(Dataset excerpts)

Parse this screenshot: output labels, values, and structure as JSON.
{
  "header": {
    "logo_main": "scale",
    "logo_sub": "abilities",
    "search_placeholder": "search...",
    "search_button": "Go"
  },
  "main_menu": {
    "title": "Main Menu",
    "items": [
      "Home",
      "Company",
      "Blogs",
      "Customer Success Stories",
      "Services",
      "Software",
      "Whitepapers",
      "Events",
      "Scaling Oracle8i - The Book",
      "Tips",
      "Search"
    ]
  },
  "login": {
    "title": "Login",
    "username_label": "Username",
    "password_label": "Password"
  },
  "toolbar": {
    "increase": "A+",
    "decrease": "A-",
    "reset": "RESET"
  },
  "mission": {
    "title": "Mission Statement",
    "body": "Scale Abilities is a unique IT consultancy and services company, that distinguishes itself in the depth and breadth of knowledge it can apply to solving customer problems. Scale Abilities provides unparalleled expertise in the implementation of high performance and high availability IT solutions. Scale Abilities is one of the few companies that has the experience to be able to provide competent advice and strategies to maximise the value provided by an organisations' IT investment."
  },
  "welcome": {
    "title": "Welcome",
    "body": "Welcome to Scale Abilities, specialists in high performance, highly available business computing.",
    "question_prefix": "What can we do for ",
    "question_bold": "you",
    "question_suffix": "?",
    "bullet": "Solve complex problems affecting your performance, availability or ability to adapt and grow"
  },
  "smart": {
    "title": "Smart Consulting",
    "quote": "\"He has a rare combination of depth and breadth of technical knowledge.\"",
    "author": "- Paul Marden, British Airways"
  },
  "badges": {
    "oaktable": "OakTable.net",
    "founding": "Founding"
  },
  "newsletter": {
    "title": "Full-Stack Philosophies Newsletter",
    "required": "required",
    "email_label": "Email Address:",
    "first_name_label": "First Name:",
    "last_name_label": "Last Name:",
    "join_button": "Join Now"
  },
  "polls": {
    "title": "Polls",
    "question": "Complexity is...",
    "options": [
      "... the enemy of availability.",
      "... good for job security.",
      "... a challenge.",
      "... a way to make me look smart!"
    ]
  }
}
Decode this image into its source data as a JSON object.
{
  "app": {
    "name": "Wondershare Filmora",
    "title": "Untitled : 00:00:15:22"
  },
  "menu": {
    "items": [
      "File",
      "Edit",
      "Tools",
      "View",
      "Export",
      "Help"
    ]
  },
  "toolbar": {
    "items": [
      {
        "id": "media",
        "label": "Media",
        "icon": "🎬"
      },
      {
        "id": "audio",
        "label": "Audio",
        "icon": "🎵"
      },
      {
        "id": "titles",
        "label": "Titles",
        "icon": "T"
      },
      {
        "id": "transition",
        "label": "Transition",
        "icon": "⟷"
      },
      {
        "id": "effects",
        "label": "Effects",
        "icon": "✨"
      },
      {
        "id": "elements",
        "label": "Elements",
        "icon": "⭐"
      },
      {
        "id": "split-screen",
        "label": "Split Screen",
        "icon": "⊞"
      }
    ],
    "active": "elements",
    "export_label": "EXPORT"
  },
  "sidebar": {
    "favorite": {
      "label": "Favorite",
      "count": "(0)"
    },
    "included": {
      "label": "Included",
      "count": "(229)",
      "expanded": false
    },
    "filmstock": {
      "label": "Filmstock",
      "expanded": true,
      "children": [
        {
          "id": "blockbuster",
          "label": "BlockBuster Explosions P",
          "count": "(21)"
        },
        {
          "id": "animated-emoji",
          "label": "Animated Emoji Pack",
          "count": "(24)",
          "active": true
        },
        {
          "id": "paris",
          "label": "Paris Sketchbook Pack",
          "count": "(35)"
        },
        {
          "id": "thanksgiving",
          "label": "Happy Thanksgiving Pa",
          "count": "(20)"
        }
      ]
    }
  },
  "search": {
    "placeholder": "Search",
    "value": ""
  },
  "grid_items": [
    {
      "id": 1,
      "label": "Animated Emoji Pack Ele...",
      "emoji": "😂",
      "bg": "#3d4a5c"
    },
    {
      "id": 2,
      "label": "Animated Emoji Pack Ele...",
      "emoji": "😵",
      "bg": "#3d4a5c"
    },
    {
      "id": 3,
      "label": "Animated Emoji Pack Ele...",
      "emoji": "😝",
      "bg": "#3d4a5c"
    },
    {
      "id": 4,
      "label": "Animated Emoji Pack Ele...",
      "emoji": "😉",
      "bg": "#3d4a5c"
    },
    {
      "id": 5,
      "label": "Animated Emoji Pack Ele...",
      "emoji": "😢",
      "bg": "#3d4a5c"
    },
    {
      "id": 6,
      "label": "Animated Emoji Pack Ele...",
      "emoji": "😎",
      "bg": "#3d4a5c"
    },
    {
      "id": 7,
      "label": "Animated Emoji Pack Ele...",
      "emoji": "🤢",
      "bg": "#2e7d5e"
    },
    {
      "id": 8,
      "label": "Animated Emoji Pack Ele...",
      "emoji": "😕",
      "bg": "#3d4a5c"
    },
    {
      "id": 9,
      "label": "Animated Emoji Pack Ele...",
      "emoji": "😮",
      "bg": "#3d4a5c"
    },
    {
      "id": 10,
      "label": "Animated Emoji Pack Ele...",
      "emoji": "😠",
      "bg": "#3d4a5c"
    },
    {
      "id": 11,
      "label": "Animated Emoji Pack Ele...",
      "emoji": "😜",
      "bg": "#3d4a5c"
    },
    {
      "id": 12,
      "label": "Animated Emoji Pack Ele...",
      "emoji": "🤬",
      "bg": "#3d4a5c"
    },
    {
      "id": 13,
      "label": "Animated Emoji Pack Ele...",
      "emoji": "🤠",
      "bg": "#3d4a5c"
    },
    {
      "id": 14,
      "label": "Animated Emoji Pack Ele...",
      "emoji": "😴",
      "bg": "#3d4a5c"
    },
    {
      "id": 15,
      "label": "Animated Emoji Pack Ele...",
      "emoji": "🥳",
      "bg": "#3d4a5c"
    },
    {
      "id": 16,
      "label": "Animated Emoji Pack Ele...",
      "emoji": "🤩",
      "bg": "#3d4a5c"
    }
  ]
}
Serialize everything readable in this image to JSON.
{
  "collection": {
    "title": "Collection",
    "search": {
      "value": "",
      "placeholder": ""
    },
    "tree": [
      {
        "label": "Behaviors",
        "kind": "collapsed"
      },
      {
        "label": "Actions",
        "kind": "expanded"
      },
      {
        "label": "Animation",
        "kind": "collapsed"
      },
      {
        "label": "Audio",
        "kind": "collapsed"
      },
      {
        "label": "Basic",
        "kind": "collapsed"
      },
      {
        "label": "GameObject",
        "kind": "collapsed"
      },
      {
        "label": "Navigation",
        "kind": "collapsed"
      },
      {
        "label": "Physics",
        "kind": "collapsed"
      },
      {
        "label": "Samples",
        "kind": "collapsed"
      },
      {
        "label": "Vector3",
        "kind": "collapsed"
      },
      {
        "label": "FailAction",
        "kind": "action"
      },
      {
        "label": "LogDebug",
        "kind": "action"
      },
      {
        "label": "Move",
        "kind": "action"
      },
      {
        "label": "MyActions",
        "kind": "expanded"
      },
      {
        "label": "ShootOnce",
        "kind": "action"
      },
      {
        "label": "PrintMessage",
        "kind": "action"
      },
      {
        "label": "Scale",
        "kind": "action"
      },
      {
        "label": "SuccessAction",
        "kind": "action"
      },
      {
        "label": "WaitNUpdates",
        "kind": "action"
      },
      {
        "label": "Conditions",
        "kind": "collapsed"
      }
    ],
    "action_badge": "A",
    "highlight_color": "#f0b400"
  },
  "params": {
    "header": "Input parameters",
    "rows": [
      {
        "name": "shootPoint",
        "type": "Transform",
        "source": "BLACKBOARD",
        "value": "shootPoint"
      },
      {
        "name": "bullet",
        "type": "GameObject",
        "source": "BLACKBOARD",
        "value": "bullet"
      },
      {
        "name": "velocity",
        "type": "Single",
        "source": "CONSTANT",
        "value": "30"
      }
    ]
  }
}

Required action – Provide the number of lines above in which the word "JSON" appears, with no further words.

Result of this task – 3